Kim Jong Un certainly looked slimmer last weekend when he came out of his last long absence. But it is perhaps the North Korean leader’s Swiss timepiece that provides the clearest evidence that he is watching his weight.
Kim’s still present IWC Schaffhausen Portofino appears to have been tighter around his wrist in the latest photos released by state media, according to an analysis released Tuesday by NK News. The Seoul-based news site compared close-ups of the $ 12,000 watch from previous months to support observations that Kim, 37, had lost weight.

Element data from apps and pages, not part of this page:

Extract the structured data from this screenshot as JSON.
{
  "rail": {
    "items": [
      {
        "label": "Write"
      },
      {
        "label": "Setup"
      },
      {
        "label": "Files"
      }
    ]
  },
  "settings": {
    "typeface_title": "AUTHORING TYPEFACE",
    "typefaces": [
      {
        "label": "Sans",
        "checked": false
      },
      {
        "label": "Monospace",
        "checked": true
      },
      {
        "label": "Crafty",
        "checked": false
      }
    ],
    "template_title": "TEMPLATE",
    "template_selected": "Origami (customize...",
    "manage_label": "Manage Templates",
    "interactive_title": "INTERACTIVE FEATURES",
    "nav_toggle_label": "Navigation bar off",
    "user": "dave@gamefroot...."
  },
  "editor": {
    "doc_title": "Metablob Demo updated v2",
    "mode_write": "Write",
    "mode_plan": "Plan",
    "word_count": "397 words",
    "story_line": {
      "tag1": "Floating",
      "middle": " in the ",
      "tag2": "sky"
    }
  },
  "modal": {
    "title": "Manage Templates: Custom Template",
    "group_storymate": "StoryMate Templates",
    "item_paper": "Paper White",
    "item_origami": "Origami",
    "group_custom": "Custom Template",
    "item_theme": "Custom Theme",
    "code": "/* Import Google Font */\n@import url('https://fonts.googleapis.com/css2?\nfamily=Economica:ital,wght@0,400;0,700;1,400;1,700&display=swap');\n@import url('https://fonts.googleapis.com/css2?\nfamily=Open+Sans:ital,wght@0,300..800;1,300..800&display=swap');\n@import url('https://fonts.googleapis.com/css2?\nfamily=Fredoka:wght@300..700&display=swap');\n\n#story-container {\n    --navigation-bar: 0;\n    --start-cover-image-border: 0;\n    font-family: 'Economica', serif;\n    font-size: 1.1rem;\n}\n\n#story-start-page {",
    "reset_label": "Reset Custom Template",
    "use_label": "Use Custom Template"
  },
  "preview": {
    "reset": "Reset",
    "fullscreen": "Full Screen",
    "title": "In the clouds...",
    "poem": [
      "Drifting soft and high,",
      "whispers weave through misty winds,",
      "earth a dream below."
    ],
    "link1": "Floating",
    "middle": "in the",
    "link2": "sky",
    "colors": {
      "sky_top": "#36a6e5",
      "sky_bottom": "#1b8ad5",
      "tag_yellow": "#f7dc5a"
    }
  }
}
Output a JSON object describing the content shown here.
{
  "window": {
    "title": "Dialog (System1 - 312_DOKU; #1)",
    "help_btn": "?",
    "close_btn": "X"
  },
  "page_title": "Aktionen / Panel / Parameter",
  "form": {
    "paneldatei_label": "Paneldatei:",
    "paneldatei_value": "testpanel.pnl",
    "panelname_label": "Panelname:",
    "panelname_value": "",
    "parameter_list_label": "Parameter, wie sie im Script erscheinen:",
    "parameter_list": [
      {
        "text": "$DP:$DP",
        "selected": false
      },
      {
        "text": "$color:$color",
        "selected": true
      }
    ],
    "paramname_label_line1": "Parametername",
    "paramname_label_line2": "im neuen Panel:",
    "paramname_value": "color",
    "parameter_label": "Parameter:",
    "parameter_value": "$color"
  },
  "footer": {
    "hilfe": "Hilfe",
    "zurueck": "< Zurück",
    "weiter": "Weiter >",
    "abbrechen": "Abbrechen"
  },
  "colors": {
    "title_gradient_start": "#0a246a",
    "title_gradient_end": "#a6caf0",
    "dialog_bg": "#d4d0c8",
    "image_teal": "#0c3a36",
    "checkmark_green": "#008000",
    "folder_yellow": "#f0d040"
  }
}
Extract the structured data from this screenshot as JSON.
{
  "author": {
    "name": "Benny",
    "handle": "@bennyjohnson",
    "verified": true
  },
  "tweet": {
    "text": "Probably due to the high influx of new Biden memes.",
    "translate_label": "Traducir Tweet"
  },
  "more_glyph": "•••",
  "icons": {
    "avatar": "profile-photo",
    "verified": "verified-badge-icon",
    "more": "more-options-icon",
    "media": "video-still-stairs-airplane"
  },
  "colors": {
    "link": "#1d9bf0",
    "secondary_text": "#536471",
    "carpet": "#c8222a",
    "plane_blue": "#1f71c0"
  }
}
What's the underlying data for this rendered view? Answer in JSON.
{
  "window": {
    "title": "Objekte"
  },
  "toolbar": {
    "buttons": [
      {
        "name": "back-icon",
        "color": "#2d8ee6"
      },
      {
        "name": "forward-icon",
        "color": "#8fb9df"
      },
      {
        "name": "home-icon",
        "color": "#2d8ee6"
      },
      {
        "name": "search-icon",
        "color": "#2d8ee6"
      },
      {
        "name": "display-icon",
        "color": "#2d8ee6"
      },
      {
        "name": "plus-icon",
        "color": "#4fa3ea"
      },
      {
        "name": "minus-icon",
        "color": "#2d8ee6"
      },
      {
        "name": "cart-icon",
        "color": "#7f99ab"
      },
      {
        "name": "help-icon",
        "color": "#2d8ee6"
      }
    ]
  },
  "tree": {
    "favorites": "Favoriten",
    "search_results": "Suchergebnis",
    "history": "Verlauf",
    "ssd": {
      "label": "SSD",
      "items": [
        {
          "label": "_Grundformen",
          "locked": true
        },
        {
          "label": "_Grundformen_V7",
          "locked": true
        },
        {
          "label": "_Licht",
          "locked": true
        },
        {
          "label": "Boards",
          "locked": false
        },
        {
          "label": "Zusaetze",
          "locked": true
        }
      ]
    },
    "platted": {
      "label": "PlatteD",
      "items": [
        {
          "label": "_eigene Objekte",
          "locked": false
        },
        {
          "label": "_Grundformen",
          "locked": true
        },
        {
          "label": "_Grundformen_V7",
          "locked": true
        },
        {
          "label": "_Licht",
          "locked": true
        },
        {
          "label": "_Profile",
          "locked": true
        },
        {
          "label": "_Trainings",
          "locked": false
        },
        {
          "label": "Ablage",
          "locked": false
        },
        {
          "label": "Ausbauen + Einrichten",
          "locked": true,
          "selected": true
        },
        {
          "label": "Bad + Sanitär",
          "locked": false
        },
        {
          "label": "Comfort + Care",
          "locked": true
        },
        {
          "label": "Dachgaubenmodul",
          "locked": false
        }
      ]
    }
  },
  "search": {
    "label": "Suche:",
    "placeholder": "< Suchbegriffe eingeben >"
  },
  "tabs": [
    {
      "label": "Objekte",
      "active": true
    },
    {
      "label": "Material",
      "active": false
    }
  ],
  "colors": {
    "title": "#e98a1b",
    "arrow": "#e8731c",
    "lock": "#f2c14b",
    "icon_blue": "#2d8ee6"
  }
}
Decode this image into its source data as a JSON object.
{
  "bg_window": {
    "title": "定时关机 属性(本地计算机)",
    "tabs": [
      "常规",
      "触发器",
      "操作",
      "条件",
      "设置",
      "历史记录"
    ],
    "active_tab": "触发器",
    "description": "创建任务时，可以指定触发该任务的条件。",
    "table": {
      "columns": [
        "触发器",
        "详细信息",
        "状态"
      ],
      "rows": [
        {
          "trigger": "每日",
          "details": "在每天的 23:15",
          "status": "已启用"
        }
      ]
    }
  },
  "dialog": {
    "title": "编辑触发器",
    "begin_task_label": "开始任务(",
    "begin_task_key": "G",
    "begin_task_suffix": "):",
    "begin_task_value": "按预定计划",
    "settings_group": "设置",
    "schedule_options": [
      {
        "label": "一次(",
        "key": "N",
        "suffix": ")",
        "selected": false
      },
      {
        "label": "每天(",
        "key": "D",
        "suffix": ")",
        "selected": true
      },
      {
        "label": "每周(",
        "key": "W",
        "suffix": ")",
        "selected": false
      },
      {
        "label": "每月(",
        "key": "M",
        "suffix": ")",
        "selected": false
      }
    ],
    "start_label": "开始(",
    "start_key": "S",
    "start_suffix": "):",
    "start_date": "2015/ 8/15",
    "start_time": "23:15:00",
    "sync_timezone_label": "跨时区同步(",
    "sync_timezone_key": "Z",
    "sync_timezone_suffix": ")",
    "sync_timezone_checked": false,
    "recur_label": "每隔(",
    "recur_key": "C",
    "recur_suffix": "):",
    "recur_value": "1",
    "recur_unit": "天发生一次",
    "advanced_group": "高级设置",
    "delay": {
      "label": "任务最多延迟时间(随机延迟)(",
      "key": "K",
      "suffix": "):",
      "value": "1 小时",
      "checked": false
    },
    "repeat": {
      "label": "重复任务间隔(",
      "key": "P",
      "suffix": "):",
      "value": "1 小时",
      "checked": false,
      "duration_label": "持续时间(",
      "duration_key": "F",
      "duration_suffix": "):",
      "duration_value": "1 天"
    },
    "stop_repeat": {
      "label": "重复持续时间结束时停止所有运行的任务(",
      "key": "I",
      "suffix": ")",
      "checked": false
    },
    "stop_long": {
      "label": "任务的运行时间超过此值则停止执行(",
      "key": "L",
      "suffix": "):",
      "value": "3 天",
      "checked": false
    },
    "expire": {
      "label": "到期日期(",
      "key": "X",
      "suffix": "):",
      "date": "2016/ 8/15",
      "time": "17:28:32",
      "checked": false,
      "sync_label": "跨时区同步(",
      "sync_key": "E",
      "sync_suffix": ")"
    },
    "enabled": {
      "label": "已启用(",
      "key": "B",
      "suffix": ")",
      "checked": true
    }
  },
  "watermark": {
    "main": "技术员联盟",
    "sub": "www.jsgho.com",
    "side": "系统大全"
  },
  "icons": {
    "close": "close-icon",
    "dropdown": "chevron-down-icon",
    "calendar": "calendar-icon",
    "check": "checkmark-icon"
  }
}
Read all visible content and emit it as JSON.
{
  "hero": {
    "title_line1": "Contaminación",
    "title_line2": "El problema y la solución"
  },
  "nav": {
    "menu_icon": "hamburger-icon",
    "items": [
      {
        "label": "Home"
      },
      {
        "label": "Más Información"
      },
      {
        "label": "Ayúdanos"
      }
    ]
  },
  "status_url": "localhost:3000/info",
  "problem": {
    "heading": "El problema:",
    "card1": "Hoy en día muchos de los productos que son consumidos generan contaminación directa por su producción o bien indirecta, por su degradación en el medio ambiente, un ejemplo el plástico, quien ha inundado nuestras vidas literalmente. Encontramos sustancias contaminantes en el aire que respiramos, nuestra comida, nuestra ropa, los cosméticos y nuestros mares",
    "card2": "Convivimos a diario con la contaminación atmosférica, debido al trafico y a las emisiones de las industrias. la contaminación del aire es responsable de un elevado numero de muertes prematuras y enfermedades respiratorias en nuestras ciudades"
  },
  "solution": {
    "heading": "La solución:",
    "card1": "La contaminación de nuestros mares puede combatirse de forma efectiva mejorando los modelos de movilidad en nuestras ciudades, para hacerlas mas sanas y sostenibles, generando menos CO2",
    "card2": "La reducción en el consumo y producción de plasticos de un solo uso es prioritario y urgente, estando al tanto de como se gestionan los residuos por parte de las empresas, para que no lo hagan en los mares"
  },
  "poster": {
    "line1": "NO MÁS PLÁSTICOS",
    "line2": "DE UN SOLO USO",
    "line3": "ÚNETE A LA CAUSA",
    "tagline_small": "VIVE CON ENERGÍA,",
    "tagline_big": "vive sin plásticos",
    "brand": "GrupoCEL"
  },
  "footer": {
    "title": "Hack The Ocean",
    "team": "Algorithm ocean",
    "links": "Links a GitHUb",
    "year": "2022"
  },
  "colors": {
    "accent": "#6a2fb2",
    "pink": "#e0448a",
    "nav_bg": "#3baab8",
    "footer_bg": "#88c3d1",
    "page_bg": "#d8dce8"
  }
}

The weight of the North Korean leader has long been followed by spy agencies for clues to the stability of his autocratic and secretive regime, especially since his family has a history of heart disease. The South Korean spy agency told lawmakers in November that Kim weighed around 140 kilograms (309 pounds) and had gained around 50 kilograms since coming to power in 2011.
“Foreign intelligence agencies want to know if Kim Jong Un is healthy enough to remain the leader for a long time,” said Colin Zwirko, senior analytical correspondent for NK News. “What happens behind the scenes if he’s in poor health?” And how does that affect security in the region given that North Korea has nuclear weapons. “
Kim’s health became the subject of a global intrigue during a 20-day absence last year in which he missed the birthday celebrations of his late grandfather and founder of the State, Kim Il Sung. Seoul-based news site Daily NK reported that Kim had undergone “cardiovascular surgery” and, when he finally came out, NK News cited a mark on his wrist as possible evidence to support this theory.
Kim had not been featured in North Korean state media for about a month before announcing on Saturday that he had attended a ruling party meeting on economic issues. The country’s economy has shown little sign of growth this year after its worst contraction in decades as it continues to grapple with the pandemic, US sanctions and lack of trade with China.
Kim appears to be focusing on internal affairs for the time being rather than escalating regional tensions with provocative military measures, South Korean Defense Minister Suh Wook said on Wednesday.
(With help from Jeong-Ho Lee and Jon Herskovitz.)